*** Entries shown ***

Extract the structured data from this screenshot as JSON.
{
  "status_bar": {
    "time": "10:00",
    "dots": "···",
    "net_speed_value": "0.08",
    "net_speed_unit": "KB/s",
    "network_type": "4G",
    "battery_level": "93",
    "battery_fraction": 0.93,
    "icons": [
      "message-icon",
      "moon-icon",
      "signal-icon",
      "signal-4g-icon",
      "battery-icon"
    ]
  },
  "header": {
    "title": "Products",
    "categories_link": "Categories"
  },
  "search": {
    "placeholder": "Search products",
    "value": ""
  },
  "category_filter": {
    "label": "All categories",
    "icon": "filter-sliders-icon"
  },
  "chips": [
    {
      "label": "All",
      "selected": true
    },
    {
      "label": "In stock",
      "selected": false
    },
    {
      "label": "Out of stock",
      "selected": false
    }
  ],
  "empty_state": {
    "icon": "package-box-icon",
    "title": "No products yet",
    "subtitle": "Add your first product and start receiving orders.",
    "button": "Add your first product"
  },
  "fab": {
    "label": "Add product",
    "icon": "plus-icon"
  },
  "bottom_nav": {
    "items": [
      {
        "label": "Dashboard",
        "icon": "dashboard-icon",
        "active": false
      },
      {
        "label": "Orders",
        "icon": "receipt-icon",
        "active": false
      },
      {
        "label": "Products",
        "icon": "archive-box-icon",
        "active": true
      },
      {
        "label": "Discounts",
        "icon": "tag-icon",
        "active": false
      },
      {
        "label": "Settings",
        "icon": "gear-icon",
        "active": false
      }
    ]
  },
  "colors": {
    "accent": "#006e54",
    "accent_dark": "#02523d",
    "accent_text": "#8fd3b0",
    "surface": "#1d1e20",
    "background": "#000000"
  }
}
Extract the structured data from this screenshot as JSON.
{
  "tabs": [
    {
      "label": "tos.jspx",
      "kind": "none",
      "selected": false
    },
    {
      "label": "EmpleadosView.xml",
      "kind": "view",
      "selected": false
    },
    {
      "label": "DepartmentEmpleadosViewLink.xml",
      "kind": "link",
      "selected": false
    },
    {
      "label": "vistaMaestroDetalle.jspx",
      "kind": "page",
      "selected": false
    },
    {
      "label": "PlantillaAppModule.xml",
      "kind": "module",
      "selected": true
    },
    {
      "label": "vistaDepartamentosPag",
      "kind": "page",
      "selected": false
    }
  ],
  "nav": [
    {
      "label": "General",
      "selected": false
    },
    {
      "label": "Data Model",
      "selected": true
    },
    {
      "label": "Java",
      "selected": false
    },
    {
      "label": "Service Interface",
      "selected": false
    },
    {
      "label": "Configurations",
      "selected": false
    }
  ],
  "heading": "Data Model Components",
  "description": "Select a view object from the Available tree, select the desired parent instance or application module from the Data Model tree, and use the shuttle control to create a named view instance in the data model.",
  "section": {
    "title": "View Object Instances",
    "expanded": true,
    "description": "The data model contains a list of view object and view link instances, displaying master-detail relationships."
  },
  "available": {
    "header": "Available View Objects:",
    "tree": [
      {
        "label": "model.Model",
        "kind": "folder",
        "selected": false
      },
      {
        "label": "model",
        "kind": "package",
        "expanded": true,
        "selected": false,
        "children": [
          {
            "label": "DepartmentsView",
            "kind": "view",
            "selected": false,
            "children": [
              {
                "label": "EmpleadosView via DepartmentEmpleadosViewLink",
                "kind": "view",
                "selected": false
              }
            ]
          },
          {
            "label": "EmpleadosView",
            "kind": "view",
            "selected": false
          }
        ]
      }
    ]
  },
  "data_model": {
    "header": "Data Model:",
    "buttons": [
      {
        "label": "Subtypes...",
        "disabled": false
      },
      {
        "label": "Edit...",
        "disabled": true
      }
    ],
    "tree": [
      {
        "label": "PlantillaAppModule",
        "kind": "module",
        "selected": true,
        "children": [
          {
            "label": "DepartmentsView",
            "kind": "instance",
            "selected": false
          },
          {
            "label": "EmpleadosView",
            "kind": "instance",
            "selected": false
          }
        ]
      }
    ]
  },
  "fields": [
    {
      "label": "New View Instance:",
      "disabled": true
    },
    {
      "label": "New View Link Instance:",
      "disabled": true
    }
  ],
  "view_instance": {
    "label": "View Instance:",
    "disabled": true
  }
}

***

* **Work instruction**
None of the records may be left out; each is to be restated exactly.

* **Answer space**
Extract the structured data from this screenshot as JSON.
{
  "status_bar": {
    "time": "10:00",
    "dots": "···",
    "net_speed_value": "0.08",
    "net_speed_unit": "KB/s",
    "network_type": "4G",
    "battery_level": "93",
    "battery_fraction": 0.93,
    "icons": [
      "message-icon",
      "moon-icon",
      "signal-icon",
      "signal-4g-icon",
      "battery-icon"
    ]
  },
  "header": {
    "title": "Products",
    "categories_link": "Categories"
  },
  "search": {
    "placeholder": "Search products",
    "value": ""
  },
  "category_filter": {
    "label": "All categories",
    "icon": "filter-sliders-icon"
  },
  "chips": [
    {
      "label": "All",
      "selected": true
    },
    {
      "label": "In stock",
      "selected": false
    },
    {
      "label": "Out of stock",
      "selected": false
    }
  ],
  "empty_state": {
    "icon": "package-box-icon",
    "title": "No products yet",
    "subtitle": "Add your first product and start receiving orders.",
    "button": "Add your first product"
  },
  "fab": {
    "label": "Add product",
    "icon": "plus-icon"
  },
  "bottom_nav": {
    "items": [
      {
        "label": "Dashboard",
        "icon": "dashboard-icon",
        "active": false
      },
      {
        "label": "Orders",
        "icon": "receipt-icon",
        "active": false
      },
      {
        "label": "Products",
        "icon": "archive-box-icon",
        "active": true
      },
      {
        "label": "Discounts",
        "icon": "tag-icon",
        "active": false
      },
      {
        "label": "Settings",
        "icon": "gear-icon",
        "active": false
      }
    ]
  },
  "colors": {
    "accent": "#006e54",
    "accent_dark": "#02523d",
    "accent_text": "#8fd3b0",
    "surface": "#1d1e20",
    "background": "#000000"
  }
}
Extract the structured data from this screenshot as JSON.
{
  "tabs": [
    {
      "label": "tos.jspx",
      "kind": "none",
      "selected": false
    },
    {
      "label": "EmpleadosView.xml",
      "kind": "view",
      "selected": false
    },
    {
      "label": "DepartmentEmpleadosViewLink.xml",
      "kind": "link",
      "selected": false
    },
    {
      "label": "vistaMaestroDetalle.jspx",
      "kind": "page",
      "selected": false
    },
    {
      "label": "PlantillaAppModule.xml",
      "kind": "module",
      "selected": true
    },
    {
      "label": "vistaDepartamentosPag",
      "kind": "page",
      "selected": false
    }
  ],
  "nav": [
    {
      "label": "General",
      "selected": false
    },
    {
      "label": "Data Model",
      "selected": true
    },
    {
      "label": "Java",
      "selected": false
    },
    {
      "label": "Service Interface",
      "selected": false
    },
    {
      "label": "Configurations",
      "selected": false
    }
  ],
  "heading": "Data Model Components",
  "description": "Select a view object from the Available tree, select the desired parent instance or application module from the Data Model tree, and use the shuttle control to create a named view instance in the data model.",
  "section": {
    "title": "View Object Instances",
    "expanded": true,
    "description": "The data model contains a list of view object and view link instances, displaying master-detail relationships."
  },
  "available": {
    "header": "Available View Objects:",
    "tree": [
      {
        "label": "model.Model",
        "kind": "folder",
        "selected": false
      },
      {
        "label": "model",
        "kind": "package",
        "expanded": true,
        "selected": false,
        "children": [
          {
            "label": "DepartmentsView",
            "kind": "view",
            "selected": false,
            "children": [
              {
                "label": "EmpleadosView via DepartmentEmpleadosViewLink",
                "kind": "view",
                "selected": false
              }
            ]
          },
          {
            "label": "EmpleadosView",
            "kind": "view",
            "selected": false
          }
        ]
      }
    ]
  },
  "data_model": {
    "header": "Data Model:",
    "buttons": [
      {
        "label": "Subtypes...",
        "disabled": false
      },
      {
        "label": "Edit...",
        "disabled": true
      }
    ],
    "tree": [
      {
        "label": "PlantillaAppModule",
        "kind": "module",
        "selected": true,
        "children": [
          {
            "label": "DepartmentsView",
            "kind": "instance",
            "selected": false
          },
          {
            "label": "EmpleadosView",
            "kind": "instance",
            "selected": false
          }
        ]
      }
    ]
  },
  "fields": [
    {
      "label": "New View Instance:",
      "disabled": true
    },
    {
      "label": "New View Link Instance:",
      "disabled": true
    }
  ],
  "view_instance": {
    "label": "View Instance:",
    "disabled": true
  }
}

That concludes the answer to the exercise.